The mayor’s proposal
Herrmann said during the Wednesday meeting that progress on spending the funds has been slow because there was not a specific plan already in place. The mayor’s proposal, he said, provides specific changes.
Places the administration of the housing trust fund under the Housing and Community Development Department with council oversight
Instructs the department to do a biannual request for proposals process to get applications to use the fund
Creates high level eligibility criteria for all projects funded through the trust fund
“We think it is important to put in place some basic parameters now to ensure city staff has some direction from the council and can begin allocating trust fund dollars to create needed affordable housing,” Herrmann said.
The eligibility criteria say the city will prioritize applications that maximize:
Number of units created per housing trust fund dollar invested;
Total number of months of affordability, with longer periods of guaranteed affordability given higher priority; and
Affordability threshold, with higher priority for projects at lower income levels.
It also sets a limit on how much of a percentage the city will contribute to a particular project.
Herrmann said a permanent source of funding is still needed. Long term funding, he said, will come from the city’s budgeting process.
The city also has to account for state laws requiring voters approve new revenue sources such as taxes, Herrmann said.
Councilman Brandon Ellington, District 3 at-large, criticized the lack of long term funding and the fact that it hasn’t already gone through the budgeting process, saying “I can’t take this seriously.”
Leaders with KC Tenants have called on Lucas to commit to establishing a governing board of poor and working class tenants, creating social housing, and defunding the police and taxing gentrifiers to provide continued funding for a housing trust fund as opposed to one-time investments from developers.

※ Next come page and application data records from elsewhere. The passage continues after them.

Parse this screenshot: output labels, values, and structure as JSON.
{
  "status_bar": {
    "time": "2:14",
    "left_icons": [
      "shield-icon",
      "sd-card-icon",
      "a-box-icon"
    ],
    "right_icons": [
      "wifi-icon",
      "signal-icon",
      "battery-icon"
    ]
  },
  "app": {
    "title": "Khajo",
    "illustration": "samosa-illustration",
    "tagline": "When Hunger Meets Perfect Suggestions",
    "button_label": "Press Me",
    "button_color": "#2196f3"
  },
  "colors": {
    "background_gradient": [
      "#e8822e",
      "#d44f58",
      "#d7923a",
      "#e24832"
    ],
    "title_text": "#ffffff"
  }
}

This summer, the organization unveiled its People’s Housing Trust Fund. Funding for that would be divested from sources including the police department and developers. And the proposed programs would protect tenants’ rights, keep them housed and build power.
On Wednesday, about 30 tenants gathered in the council chambers, snapping after each member shared their story or shared a story on behalf of someone who couldn’t attend.
One woman said listening to the committee made her realize they were thinking about developers, not Kansas City residents.
“I still have to live here. And I still deserve a right to affordable housing, not just for 20 years. If we set a minimum of 20 years, we’re saying 20 years works for us,” she said. “I ask you once again to vote no on this ordinance so we can once again talk about what it looks like to be for the people of Kansas City and not for the developers that are coming in.”
Jenay Manley, with KC Tenants, said after the committee that the group “spoke truth to power and were very clear about the things that we wanted.”
“And I think without those voices in the room, without us telling our stories, that wouldn’t have happened,” she said.
And while changes were made to the proposal Wednesday, Manley said it’s not enough.
“We need to create long-term sustainable change and we need to prioritize permanent affordable housing off the private market, but this is actually creating a bigger conversation that is important,” Manley said.
Christopher McKinney, community impact director for the Urban Neighborhood Initiative, spoke in favor of the proposal, calling it “vital,” to ensuring the funds are used as intended. He asked the committee to add a zoning board to represent different parts of the ecosystem of affordable housing as well as private, non government funding sources.
Councilwoman Andrea Bough said the council needs to listen more.
“This is our opportunity to do something real,” Bough said. “We are not doing enough, whether it’s in this ordinance or all the other policies.”
Bough, who represents District 6 at-large, pushed to raise the council’s bar.
“We talk about Maseratis for downtown baseball,” Bough later said. “We need a Maserati for affordable housing.”